“This lecture is significant in its assessment of some of the greatest leaders the world has ever had. Both Dr. King and Gandhi have set a global precedent of peace. We are honored as well to have Krishnayya speaking at this university. An award-winning professor from India, he has much knowledge to share with us both about his studies there regarding Gandhi and what he has learned from living here about Dr. King,” said Pruitt.

Krishnayya is professor and chair of the department of philosophy and religious studies in Andhra University in Visakhapatnam, India and will return to India in May.

His primary research interests include history of religions, existentialism, comparative approaches to religion and culture, and peace and non-violence in Indian traditions. He is the author of “Early Buddhism and Jean Paul Sartre: A Study in Comparative Philosophy” (Andhra University Press) and has written articles titled “Man in Early Buddhism,” “Buddhism and World Peace,” “Sartre,” and “The Human Problem of Our Era: An Existential Approach.”

Krishnayya is the recipient of the Dr. Sarvepalli Radhakrishna Prize in Philosophy and the Gopalakrishnayya Prize in Philosophy, among other awards and honors.

Krishnayya’s lecture is also co-sponsored by UA’s department of anthropology.

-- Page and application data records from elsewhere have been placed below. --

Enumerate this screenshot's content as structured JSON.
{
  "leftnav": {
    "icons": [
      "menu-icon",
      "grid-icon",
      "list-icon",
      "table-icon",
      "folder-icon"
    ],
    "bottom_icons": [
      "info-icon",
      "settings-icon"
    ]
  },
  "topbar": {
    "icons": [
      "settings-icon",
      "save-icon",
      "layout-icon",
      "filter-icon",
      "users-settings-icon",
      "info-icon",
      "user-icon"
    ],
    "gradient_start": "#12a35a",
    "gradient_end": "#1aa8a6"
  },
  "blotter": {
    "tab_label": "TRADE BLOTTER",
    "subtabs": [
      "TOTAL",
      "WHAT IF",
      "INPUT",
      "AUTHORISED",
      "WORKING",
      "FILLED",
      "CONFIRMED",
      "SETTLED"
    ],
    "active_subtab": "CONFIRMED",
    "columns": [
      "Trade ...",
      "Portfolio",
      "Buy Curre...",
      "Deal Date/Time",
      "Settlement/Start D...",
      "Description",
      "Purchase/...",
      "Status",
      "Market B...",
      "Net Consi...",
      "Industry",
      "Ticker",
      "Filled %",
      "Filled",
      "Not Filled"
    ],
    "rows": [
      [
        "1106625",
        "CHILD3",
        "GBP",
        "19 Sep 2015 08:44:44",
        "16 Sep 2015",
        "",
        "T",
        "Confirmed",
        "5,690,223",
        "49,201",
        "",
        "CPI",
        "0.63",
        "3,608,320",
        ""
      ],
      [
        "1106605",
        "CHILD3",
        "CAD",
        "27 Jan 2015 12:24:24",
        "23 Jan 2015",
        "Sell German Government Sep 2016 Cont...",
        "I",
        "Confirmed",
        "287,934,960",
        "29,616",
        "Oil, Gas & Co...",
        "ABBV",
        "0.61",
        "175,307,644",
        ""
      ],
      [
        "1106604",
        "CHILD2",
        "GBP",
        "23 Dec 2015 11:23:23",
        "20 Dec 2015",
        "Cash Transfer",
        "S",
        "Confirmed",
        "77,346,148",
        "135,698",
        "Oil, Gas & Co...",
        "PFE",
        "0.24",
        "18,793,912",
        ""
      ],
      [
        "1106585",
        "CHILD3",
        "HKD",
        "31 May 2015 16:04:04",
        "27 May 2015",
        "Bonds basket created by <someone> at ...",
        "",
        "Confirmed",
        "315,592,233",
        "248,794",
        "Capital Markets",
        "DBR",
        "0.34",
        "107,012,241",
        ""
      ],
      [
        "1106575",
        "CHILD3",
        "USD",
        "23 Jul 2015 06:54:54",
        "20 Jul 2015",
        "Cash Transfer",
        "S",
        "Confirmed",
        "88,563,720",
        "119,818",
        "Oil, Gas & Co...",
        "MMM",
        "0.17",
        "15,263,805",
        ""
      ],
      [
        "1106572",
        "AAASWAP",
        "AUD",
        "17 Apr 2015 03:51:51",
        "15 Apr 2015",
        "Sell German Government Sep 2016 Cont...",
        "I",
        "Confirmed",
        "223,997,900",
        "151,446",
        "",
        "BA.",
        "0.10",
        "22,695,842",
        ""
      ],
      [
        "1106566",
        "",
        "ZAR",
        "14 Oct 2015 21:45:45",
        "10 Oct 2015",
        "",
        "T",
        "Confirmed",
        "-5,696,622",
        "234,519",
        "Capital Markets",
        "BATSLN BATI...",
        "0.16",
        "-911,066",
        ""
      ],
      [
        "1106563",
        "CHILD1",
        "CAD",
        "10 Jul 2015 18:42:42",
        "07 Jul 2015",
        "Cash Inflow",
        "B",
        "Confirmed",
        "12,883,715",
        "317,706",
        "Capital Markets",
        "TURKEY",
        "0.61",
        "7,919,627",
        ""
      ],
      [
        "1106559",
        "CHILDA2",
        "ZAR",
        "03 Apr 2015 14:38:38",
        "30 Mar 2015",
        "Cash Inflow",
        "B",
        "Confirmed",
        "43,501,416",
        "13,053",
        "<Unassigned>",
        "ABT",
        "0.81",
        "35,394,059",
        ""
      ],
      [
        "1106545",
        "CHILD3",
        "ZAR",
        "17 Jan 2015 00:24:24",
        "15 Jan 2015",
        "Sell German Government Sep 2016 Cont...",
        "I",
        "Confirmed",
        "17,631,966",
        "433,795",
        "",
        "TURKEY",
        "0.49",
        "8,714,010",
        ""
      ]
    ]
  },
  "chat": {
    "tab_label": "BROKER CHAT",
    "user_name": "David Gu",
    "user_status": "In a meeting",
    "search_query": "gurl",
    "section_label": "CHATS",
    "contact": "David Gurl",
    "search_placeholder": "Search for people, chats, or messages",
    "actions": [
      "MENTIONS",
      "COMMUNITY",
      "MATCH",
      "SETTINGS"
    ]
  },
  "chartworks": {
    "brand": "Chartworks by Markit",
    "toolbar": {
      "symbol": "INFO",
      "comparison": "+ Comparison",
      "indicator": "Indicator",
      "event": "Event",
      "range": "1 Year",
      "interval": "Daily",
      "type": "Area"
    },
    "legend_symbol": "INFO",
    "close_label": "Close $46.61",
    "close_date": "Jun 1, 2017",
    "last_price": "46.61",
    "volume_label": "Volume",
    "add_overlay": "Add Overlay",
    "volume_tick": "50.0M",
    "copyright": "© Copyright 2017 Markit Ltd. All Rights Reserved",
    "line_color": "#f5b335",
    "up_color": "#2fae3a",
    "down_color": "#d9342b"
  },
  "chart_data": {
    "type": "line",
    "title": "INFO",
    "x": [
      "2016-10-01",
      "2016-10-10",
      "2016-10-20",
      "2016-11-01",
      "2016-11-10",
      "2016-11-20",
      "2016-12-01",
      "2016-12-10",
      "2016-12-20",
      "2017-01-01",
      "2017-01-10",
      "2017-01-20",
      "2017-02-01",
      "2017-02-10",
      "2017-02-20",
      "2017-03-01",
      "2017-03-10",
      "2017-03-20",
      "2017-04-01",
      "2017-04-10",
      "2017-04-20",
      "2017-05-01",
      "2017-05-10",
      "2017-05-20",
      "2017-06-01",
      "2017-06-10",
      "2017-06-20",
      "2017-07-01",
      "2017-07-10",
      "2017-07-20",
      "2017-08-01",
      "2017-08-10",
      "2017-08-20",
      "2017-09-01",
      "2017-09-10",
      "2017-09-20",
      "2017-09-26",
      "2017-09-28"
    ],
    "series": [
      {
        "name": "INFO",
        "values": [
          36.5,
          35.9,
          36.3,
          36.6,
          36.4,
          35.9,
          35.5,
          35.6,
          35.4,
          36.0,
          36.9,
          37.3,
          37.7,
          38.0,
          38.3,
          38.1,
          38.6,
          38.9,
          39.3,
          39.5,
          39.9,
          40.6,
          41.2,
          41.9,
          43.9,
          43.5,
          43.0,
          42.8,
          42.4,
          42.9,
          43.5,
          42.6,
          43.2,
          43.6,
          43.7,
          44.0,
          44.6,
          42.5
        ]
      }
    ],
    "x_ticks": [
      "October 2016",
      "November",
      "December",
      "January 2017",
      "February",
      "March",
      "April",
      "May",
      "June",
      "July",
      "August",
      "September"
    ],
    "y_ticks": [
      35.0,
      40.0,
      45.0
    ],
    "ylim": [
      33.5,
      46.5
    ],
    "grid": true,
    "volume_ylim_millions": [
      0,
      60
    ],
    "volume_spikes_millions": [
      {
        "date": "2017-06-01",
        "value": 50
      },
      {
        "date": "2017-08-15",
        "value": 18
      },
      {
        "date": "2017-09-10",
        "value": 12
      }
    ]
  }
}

The MLK Distinguished Lecture Series is presented in conjunction with the Realizing the Dream Committee, which consists of representatives from UA, Stillman College and Shelton State Community College. It attracts well-known scholars and civil rights advocates to the Tuscaloosa community to discuss the past and future of the ideas of social justice and non-violence that King championed.

Lecturers are drawn from various disciplines: business, economics, and entrepreneurship; social and human sciences; natural sciences and medicine; arts/entertainment; and technology. Past speakers in the series have included Alice Walker, novelist and author of “The Color Purple” and the Rev. Fred Shuttlesworth, one of the Civil Rights movement’s earliest and most respected leaders, among others.

All lectures are free and open to the public.

The University of Alabama, a student-centered research university, is experiencing significant growth in both enrollment and academic quality. This growth, which is positively impacting the campus and the state's economy, is in keeping with UA's vision to be the university of choice for the best and brightest students. UA, the state's flagship university, is an academic community united in its commitment to enhancing the quality of life for all Alabamians.

  • CONTACT: Nelda Sanker, Communications Specialist, College of Arts and Sciences, 205/348-8539,